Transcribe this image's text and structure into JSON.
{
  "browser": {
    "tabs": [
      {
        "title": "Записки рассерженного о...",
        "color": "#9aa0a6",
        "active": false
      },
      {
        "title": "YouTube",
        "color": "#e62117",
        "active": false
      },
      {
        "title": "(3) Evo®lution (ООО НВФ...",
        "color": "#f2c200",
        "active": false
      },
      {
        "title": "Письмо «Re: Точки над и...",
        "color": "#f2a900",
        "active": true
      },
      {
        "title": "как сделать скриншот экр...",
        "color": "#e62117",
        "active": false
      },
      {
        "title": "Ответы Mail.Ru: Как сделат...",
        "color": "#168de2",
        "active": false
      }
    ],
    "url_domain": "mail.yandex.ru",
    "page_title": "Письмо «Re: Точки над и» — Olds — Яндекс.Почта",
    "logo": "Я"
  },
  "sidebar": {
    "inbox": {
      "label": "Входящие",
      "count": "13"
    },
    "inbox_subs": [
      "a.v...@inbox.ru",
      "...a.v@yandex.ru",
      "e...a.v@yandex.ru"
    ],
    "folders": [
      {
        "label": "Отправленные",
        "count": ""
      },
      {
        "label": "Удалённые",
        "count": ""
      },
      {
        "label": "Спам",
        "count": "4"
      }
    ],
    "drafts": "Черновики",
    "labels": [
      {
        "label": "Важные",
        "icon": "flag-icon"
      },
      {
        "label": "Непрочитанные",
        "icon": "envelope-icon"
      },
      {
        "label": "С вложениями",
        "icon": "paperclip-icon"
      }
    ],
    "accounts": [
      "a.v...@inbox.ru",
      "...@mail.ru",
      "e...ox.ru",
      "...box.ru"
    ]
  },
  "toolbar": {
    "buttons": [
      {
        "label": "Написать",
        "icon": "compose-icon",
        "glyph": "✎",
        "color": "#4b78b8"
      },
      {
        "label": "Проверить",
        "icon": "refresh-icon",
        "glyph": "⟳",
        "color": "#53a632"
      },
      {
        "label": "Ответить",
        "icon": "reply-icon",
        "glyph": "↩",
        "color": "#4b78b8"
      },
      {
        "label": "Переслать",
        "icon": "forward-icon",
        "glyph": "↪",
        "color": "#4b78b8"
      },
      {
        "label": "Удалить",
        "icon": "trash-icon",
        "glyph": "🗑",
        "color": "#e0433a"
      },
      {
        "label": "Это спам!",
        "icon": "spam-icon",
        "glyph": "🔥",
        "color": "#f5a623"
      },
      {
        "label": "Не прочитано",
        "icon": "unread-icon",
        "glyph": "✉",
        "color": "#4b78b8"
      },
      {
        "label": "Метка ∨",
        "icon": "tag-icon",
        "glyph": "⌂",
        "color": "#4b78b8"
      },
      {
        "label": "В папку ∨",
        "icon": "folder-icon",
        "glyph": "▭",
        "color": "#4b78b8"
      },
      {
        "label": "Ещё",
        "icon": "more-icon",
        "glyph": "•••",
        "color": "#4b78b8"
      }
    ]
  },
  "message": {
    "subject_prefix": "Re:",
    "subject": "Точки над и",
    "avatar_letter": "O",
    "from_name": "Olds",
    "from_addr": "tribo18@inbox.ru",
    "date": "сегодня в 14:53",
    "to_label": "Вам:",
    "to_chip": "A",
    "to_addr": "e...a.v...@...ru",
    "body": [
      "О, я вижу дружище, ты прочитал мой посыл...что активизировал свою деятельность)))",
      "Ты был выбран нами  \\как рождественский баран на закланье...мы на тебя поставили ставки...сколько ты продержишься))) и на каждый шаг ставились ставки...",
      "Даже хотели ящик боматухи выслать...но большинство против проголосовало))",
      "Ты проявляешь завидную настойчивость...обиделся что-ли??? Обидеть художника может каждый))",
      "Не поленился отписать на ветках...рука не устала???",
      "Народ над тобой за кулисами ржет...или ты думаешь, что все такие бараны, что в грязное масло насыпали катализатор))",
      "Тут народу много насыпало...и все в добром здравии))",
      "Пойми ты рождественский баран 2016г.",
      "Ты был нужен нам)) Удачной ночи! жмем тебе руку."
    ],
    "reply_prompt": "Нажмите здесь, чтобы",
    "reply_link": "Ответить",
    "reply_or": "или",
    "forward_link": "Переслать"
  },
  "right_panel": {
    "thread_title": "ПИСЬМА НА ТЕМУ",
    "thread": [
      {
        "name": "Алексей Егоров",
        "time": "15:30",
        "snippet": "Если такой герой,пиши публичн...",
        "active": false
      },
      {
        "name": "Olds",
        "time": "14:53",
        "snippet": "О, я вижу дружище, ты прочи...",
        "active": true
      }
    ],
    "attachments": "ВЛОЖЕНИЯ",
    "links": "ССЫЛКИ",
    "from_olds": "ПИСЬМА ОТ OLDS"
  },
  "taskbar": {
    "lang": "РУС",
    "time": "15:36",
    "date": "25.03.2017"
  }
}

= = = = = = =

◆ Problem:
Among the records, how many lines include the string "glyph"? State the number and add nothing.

◆ Task solution:
10